↓↓↓
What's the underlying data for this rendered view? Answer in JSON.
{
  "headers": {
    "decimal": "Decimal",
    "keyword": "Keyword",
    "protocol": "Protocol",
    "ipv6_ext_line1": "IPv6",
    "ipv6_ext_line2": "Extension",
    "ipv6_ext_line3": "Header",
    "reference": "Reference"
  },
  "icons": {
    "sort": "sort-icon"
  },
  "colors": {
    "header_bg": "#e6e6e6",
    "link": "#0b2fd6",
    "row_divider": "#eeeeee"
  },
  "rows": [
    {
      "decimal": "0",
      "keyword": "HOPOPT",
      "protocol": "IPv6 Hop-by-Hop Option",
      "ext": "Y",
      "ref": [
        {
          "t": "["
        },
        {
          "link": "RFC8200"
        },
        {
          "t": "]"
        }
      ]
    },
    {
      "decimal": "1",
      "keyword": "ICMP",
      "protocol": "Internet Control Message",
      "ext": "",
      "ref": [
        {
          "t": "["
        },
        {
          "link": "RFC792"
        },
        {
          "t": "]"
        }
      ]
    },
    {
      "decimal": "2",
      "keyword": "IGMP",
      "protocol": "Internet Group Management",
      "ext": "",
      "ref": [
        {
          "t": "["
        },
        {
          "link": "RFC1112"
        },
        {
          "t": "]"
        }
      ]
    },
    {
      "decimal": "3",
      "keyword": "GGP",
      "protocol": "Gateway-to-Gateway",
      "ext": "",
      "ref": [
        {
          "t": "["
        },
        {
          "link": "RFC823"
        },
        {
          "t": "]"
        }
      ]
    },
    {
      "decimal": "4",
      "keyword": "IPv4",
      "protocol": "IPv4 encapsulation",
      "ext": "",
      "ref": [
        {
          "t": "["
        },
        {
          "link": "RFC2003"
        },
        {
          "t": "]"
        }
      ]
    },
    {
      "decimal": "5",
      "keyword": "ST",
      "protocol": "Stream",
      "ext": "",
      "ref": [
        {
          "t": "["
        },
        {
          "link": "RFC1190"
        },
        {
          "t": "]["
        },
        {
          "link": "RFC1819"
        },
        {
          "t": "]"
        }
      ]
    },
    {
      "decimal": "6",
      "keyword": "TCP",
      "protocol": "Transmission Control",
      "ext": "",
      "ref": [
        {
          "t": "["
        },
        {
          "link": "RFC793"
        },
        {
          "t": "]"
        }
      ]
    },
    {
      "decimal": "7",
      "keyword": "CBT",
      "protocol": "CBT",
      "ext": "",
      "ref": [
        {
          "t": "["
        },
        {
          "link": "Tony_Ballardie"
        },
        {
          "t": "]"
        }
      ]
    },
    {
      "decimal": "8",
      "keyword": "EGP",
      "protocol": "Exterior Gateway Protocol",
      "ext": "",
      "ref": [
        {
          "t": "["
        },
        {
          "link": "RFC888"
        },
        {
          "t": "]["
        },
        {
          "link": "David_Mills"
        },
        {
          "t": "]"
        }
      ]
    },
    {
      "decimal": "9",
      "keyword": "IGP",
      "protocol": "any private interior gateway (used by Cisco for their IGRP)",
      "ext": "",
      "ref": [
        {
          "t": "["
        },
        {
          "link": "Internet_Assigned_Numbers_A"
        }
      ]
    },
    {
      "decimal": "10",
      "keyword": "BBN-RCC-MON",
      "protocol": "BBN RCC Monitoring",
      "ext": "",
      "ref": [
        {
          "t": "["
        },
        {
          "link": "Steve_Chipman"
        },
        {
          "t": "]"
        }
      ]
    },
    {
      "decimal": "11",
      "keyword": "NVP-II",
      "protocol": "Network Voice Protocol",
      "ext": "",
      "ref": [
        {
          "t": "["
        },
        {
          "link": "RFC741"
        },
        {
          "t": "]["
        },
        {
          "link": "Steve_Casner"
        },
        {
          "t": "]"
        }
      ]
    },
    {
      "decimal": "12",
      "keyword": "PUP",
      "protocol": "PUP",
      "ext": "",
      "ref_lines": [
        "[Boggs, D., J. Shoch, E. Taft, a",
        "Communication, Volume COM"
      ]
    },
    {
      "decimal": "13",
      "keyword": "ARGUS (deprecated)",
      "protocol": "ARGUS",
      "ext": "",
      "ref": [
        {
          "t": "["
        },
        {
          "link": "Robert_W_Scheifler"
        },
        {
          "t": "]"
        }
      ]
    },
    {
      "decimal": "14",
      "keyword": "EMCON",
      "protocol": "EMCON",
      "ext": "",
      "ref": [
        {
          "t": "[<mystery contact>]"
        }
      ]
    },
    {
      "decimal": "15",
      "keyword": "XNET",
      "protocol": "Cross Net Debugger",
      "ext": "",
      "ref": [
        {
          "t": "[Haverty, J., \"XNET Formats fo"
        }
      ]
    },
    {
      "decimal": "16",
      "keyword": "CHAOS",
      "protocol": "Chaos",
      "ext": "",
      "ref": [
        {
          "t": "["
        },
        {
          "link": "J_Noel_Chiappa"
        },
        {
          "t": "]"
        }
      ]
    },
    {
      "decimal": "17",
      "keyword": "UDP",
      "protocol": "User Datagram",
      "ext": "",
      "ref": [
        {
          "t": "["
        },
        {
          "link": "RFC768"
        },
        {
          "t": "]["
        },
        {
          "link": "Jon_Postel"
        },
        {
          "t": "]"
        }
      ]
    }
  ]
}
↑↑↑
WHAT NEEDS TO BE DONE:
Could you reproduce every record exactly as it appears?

ANSWER BOX:
What's the underlying data for this rendered view? Answer in JSON.
{
  "headers": {
    "decimal": "Decimal",
    "keyword": "Keyword",
    "protocol": "Protocol",
    "ipv6_ext_line1": "IPv6",
    "ipv6_ext_line2": "Extension",
    "ipv6_ext_line3": "Header",
    "reference": "Reference"
  },
  "icons": {
    "sort": "sort-icon"
  },
  "colors": {
    "header_bg": "#e6e6e6",
    "link": "#0b2fd6",
    "row_divider": "#eeeeee"
  },
  "rows": [
    {
      "decimal": "0",
      "keyword": "HOPOPT",
      "protocol": "IPv6 Hop-by-Hop Option",
      "ext": "Y",
      "ref": [
        {
          "t": "["
        },
        {
          "link": "RFC8200"
        },
        {
          "t": "]"
        }
      ]
    },
    {
      "decimal": "1",
      "keyword": "ICMP",
      "protocol": "Internet Control Message",
      "ext": "",
      "ref": [
        {
          "t": "["
        },
        {
          "link": "RFC792"
        },
        {
          "t": "]"
        }
      ]
    },
    {
      "decimal": "2",
      "keyword": "IGMP",
      "protocol": "Internet Group Management",
      "ext": "",
      "ref": [
        {
          "t": "["
        },
        {
          "link": "RFC1112"
        },
        {
          "t": "]"
        }
      ]
    },
    {
      "decimal": "3",
      "keyword": "GGP",
      "protocol": "Gateway-to-Gateway",
      "ext": "",
      "ref": [
        {
          "t": "["
        },
        {
          "link": "RFC823"
        },
        {
          "t": "]"
        }
      ]
    },
    {
      "decimal": "4",
      "keyword": "IPv4",
      "protocol": "IPv4 encapsulation",
      "ext": "",
      "ref": [
        {
          "t": "["
        },
        {
          "link": "RFC2003"
        },
        {
          "t": "]"
        }
      ]
    },
    {
      "decimal": "5",
      "keyword": "ST",
      "protocol": "Stream",
      "ext": "",
      "ref": [
        {
          "t": "["
        },
        {
          "link": "RFC1190"
        },
        {
          "t": "]["
        },
        {
          "link": "RFC1819"
        },
        {
          "t": "]"
        }
      ]
    },
    {
      "decimal": "6",
      "keyword": "TCP",
      "protocol": "Transmission Control",
      "ext": "",
      "ref": [
        {
          "t": "["
        },
        {
          "link": "RFC793"
        },
        {
          "t": "]"
        }
      ]
    },
    {
      "decimal": "7",
      "keyword": "CBT",
      "protocol": "CBT",
      "ext": "",
      "ref": [
        {
          "t": "["
        },
        {
          "link": "Tony_Ballardie"
        },
        {
          "t": "]"
        }
      ]
    },
    {
      "decimal": "8",
      "keyword": "EGP",
      "protocol": "Exterior Gateway Protocol",
      "ext": "",
      "ref": [
        {
          "t": "["
        },
        {
          "link": "RFC888"
        },
        {
          "t": "]["
        },
        {
          "link": "David_Mills"
        },
        {
          "t": "]"
        }
      ]
    },
    {
      "decimal": "9",
      "keyword": "IGP",
      "protocol": "any private interior gateway (used by Cisco for their IGRP)",
      "ext": "",
      "ref": [
        {
          "t": "["
        },
        {
          "link": "Internet_Assigned_Numbers_A"
        }
      ]
    },
    {
      "decimal": "10",
      "keyword": "BBN-RCC-MON",
      "protocol": "BBN RCC Monitoring",
      "ext": "",
      "ref": [
        {
          "t": "["
        },
        {
          "link": "Steve_Chipman"
        },
        {
          "t": "]"
        }
      ]
    },
    {
      "decimal": "11",
      "keyword": "NVP-II",
      "protocol": "Network Voice Protocol",
      "ext": "",
      "ref": [
        {
          "t": "["
        },
        {
          "link": "RFC741"
        },
        {
          "t": "]["
        },
        {
          "link": "Steve_Casner"
        },
        {
          "t": "]"
        }
      ]
    },
    {
      "decimal": "12",
      "keyword": "PUP",
      "protocol": "PUP",
      "ext": "",
      "ref_lines": [
        "[Boggs, D., J. Shoch, E. Taft, a",
        "Communication, Volume COM"
      ]
    },
    {
      "decimal": "13",
      "keyword": "ARGUS (deprecated)",
      "protocol": "ARGUS",
      "ext": "",
      "ref": [
        {
          "t": "["
        },
        {
          "link": "Robert_W_Scheifler"
        },
        {
          "t": "]"
        }
      ]
    },
    {
      "decimal": "14",
      "keyword": "EMCON",
      "protocol": "EMCON",
      "ext": "",
      "ref": [
        {
          "t": "[<mystery contact>]"
        }
      ]
    },
    {
      "decimal": "15",
      "keyword": "XNET",
      "protocol": "Cross Net Debugger",
      "ext": "",
      "ref": [
        {
          "t": "[Haverty, J., \"XNET Formats fo"
        }
      ]
    },
    {
      "decimal": "16",
      "keyword": "CHAOS",
      "protocol": "Chaos",
      "ext": "",
      "ref": [
        {
          "t": "["
        },
        {
          "link": "J_Noel_Chiappa"
        },
        {
          "t": "]"
        }
      ]
    },
    {
      "decimal": "17",
      "keyword": "UDP",
      "protocol": "User Datagram",
      "ext": "",
      "ref": [
        {
          "t": "["
        },
        {
          "link": "RFC768"
        },
        {
          "t": "]["
        },
        {
          "link": "Jon_Postel"
        },
        {
          "t": "]"
        }
      ]
    }
  ]
}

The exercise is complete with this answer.